Has anyone else noticed the juxtaposition between supporters of Barack Obama and those of John McCain? Obama supporters tend to be educated and intelligent. Whereas those of John McCain tend to be a bunch of mouth-breathing Neanderthals. Very interesting.
CHICAGO (AFP) - A war of words with racial undertones reverberated through the White House race after civil rights icon John Lewis accused Republican John McCain of sowing "hatred" against Barack Obama.
McCain, who has been trying to tamp down abuse of the Democratic nominee at his campaign events, reacted furiously, lashing out against Lewis, who only a few weeks ago he described as one of the Americans he most admired.
The latest political turbulence came just over three weeks before the November 4 election, with Obama building a steady lead over McCain on the national level, and on the state-by-state electoral map.
Congressman Lewis, revered as one of the key figures in the 20th century US civil rights movement, ignited a political firestorm by issuing a statement about McCain's recent searing character attacks on Obama.
"As public figures with the power to influence and persuade, Senator McCain and Governor Palin are playing with fire, and if they are not careful, that fire will consume us all," Lewis said.
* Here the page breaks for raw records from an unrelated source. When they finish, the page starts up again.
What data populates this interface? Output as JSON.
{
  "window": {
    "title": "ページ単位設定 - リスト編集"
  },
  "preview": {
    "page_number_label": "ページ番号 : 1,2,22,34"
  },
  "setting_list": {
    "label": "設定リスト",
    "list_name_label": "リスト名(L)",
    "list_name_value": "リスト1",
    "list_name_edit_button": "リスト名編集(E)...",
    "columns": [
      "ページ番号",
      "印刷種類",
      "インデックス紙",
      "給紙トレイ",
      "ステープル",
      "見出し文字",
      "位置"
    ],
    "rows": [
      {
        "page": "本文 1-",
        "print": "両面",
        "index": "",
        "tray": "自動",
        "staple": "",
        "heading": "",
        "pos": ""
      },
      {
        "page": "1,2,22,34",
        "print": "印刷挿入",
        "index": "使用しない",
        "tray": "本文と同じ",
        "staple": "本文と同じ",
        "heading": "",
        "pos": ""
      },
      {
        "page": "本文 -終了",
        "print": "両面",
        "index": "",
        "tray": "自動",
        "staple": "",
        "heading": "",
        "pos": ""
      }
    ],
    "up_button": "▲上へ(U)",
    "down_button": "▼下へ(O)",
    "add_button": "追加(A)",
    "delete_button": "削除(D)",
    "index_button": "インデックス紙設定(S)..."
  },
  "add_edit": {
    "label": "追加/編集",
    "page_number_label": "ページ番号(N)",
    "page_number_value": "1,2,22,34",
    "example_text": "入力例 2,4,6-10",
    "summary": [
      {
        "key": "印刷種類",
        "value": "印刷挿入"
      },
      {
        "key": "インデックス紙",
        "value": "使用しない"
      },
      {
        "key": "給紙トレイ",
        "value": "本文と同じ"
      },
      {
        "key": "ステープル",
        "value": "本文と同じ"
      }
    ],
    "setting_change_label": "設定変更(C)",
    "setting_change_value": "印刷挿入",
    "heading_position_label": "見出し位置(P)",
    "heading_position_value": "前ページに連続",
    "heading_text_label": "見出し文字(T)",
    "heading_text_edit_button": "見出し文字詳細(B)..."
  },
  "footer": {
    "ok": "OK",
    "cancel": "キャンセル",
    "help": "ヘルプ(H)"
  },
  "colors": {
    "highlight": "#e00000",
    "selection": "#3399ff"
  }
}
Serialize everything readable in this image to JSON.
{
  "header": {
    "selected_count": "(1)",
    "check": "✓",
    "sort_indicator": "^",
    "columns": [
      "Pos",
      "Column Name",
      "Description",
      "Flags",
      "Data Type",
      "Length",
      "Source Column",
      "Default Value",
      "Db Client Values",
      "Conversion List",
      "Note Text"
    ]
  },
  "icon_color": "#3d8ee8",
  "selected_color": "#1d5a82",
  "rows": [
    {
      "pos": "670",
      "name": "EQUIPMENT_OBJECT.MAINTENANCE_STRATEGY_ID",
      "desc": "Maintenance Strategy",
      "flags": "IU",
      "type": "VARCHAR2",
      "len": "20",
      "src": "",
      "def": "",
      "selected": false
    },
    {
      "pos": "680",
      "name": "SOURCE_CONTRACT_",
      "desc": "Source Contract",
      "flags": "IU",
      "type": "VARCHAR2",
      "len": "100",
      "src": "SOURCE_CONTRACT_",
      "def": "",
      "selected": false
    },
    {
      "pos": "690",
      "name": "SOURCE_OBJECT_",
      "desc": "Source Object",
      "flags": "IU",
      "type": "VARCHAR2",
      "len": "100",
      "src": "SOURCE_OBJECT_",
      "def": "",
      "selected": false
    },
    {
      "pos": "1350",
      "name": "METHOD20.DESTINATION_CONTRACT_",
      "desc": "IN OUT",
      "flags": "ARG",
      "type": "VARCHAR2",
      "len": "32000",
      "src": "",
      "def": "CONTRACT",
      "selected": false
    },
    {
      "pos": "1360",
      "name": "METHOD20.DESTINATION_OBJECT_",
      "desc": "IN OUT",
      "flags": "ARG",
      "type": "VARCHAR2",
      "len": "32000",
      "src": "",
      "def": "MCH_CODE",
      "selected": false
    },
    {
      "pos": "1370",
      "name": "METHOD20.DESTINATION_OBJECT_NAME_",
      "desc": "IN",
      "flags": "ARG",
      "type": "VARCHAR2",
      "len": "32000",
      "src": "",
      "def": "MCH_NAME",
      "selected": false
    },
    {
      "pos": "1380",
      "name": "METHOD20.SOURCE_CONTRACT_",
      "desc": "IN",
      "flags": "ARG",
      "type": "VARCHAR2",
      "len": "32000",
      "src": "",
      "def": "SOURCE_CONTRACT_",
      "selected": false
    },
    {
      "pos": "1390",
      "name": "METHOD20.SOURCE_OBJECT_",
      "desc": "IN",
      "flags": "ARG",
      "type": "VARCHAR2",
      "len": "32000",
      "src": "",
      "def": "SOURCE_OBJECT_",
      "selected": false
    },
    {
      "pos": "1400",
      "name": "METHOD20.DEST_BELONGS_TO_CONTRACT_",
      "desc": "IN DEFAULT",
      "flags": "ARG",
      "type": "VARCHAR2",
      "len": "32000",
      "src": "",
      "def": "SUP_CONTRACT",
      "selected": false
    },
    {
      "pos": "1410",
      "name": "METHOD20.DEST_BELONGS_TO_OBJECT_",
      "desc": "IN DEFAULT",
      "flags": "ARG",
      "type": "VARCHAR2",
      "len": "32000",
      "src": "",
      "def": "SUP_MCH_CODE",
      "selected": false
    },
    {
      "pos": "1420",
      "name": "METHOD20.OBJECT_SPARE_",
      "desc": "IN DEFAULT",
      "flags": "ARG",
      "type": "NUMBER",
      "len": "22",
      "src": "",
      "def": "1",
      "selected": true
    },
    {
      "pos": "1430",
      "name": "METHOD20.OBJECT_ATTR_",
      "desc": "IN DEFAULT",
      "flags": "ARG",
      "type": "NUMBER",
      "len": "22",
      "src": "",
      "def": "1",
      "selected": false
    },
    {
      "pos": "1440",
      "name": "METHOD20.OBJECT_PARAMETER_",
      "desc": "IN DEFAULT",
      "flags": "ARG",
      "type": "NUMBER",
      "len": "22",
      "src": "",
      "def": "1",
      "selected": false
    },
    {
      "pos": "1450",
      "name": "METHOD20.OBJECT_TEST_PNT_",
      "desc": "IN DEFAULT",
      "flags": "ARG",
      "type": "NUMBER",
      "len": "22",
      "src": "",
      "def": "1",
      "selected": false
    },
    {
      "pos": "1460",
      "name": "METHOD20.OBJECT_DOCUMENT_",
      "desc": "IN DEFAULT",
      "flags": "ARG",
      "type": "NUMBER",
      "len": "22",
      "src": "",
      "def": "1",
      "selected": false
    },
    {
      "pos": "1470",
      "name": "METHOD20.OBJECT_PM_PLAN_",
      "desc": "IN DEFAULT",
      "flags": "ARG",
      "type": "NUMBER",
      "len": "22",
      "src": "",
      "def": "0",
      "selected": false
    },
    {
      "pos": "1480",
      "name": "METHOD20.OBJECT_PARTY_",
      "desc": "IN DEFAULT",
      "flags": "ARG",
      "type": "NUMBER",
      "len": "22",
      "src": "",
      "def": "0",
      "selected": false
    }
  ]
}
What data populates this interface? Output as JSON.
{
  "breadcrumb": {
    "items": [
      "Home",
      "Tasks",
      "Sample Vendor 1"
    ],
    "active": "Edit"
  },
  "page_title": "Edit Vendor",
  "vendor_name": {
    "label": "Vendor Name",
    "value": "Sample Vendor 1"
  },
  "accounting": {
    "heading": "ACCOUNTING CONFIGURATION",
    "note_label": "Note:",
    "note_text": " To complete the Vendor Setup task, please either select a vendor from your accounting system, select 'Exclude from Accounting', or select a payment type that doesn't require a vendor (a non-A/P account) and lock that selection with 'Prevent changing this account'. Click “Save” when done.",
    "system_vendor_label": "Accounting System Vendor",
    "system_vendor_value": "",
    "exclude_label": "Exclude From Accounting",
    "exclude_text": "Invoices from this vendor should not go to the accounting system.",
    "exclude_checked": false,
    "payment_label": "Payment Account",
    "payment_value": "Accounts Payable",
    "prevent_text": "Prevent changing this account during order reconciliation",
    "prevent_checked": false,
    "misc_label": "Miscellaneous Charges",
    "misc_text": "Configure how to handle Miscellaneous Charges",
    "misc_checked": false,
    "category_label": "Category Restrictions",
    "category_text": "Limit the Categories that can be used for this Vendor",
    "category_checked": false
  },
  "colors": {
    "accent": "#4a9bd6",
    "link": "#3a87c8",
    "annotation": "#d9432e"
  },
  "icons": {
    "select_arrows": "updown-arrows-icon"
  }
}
Republicans "are sowing the seeds of hatred and division, and there is no need for this hostility in our political discourse."
He also appeared to suggest attacks on Obama were reminiscent of late segregationist Alabama governor and presidential candidate George Wallace, whose rhetoric in 1963 was blamed for a church bombing in Birmingham, Alabama, that killed four little girls.'...(Click here for remainder).